The peace that followed the First Punic War was shallow and fractious, with the resumption of hostilities in 218 BC sparked by Carthaginian expansion in Iberia seeing Rome suffer some of the worst defeats in her entire history. The Carthaginian army was a composite affair primarily made up of a number of levies from Africa and around the Mediterranean augmented by mercenaries and allies, and these troops crushed the Roman heavy infantry maniples in a series of battles across Southern Europe. Improvements made to their military, however, would see Roman revenge visited on Hannibal in full measure by Scipio, who would beat him at his own game and bring Roman legions to the gates of Carthage itself.
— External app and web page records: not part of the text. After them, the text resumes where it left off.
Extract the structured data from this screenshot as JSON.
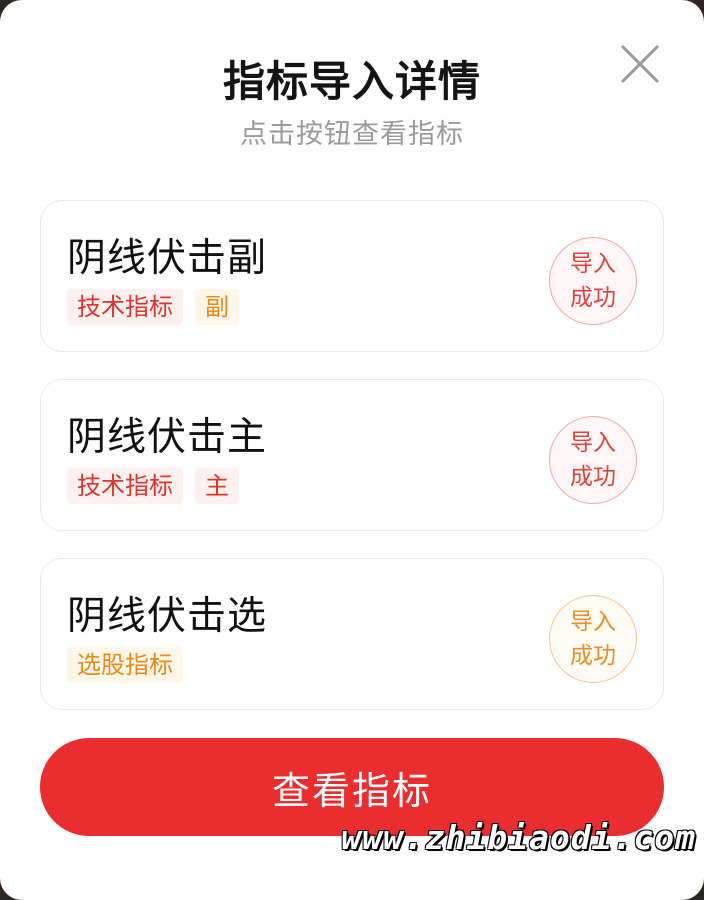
{
  "modal": {
    "title": "指标导入详情",
    "subtitle": "点击按钮查看指标",
    "close_icon": "close-icon"
  },
  "indicators": [
    {
      "name": "阴线伏击副",
      "tags": [
        {
          "label": "技术指标",
          "color": "#e0342f"
        },
        {
          "label": "副",
          "color": "#e98a1a"
        }
      ],
      "status_line1": "导入",
      "status_line2": "成功",
      "status_color": "#e0423d"
    },
    {
      "name": "阴线伏击主",
      "tags": [
        {
          "label": "技术指标",
          "color": "#e0342f"
        },
        {
          "label": "主",
          "color": "#e0342f"
        }
      ],
      "status_line1": "导入",
      "status_line2": "成功",
      "status_color": "#e0423d"
    },
    {
      "name": "阴线伏击选",
      "tags": [
        {
          "label": "选股指标",
          "color": "#e98a1a"
        }
      ],
      "status_line1": "导入",
      "status_line2": "成功",
      "status_color": "#eb8e22"
    }
  ],
  "actions": {
    "view_label": "查看指标",
    "button_color": "#ea2d2f"
  },
  "watermark": "www.zhibiaodi.com"
}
In this study, the epic battles at Lake Trasimene (217 BC), Cannae (216 BC), and Ilipa (206 BC) are explored in detail, supported by carefully chosen illustrations and specially commissioned full-colour artwork and mapping.
Roman Legionary vs Carthaginian Warrior